---------- Information provided ----------
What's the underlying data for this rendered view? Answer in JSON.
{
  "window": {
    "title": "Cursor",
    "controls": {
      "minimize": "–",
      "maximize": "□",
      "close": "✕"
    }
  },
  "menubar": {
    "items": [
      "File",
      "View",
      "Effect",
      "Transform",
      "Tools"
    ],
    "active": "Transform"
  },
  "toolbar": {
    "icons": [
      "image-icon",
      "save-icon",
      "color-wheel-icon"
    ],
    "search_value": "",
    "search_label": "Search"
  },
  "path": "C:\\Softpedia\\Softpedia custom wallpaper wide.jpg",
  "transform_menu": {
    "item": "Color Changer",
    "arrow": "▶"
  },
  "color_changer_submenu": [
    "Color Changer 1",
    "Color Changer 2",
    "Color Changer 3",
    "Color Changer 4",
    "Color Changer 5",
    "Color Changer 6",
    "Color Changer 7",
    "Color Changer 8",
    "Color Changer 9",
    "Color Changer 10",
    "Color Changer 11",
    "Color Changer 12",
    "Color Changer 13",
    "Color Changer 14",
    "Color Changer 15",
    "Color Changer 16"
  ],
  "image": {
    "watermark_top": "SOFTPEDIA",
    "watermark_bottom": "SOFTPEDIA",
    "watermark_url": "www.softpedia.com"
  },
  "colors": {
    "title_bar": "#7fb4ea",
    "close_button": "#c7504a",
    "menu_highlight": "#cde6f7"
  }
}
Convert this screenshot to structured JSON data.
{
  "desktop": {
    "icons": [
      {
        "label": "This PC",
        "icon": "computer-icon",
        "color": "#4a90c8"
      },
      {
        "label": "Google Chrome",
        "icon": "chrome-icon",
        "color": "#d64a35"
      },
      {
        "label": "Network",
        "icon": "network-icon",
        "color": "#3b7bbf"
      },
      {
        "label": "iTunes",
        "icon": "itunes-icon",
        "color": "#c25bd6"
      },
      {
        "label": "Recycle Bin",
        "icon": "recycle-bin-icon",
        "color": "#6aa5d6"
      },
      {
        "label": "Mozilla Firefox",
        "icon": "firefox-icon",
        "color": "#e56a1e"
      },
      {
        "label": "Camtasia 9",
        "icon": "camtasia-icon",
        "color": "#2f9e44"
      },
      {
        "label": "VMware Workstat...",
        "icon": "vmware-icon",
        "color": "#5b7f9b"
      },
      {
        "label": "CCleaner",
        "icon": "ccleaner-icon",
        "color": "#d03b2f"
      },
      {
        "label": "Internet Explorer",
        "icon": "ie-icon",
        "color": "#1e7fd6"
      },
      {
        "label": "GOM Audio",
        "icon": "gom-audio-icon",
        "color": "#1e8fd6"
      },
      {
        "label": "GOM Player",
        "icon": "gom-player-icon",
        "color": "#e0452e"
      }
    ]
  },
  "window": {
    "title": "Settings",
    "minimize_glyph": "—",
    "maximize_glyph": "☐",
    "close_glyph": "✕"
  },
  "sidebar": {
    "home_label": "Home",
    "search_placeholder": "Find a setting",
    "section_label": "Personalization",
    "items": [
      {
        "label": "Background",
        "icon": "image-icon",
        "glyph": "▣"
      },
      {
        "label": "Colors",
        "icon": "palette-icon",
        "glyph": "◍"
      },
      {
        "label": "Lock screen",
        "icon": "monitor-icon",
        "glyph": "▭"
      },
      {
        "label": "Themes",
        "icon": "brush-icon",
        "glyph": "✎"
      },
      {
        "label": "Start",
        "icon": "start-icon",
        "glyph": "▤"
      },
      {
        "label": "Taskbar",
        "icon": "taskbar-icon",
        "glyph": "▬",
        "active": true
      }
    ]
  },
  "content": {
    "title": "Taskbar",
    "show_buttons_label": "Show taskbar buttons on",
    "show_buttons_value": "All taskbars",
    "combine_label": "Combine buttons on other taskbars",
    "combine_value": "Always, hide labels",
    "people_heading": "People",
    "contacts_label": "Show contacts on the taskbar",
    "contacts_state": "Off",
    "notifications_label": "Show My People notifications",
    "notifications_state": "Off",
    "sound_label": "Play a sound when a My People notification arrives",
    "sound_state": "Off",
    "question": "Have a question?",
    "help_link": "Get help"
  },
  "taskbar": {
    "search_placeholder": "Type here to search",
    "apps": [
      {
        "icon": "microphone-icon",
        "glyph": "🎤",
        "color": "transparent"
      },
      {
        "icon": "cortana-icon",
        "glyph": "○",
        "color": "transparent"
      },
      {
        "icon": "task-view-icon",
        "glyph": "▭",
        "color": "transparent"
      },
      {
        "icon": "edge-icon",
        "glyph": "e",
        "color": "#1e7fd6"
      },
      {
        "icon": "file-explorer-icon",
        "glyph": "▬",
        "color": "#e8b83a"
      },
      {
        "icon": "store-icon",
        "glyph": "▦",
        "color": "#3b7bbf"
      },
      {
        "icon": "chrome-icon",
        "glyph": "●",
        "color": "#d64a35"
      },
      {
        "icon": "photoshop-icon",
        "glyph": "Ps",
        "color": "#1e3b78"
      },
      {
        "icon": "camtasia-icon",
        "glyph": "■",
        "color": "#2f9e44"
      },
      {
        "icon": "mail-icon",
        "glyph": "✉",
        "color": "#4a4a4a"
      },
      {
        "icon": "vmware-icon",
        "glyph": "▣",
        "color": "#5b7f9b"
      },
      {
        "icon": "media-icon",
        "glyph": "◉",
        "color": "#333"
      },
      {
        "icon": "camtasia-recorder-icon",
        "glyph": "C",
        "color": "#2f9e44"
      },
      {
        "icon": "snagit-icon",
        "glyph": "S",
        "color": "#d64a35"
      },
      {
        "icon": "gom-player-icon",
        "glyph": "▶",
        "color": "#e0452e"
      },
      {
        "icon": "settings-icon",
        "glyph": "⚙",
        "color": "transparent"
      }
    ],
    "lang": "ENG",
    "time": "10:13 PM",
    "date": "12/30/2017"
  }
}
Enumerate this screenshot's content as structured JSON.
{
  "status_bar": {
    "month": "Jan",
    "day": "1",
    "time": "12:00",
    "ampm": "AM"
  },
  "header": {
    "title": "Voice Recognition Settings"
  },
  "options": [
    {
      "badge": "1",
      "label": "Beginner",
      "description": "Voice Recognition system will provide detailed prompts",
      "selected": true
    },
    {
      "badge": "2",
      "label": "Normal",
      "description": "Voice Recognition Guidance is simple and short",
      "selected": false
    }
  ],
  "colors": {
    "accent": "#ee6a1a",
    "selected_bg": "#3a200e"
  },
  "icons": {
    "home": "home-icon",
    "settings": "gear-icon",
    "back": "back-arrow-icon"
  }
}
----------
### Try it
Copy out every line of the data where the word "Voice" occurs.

### Response box
    "title": "Voice Recognition Settings"
      "description": "Voice Recognition system will provide detailed prompts",
      "description": "Voice Recognition Guidance is simple and short",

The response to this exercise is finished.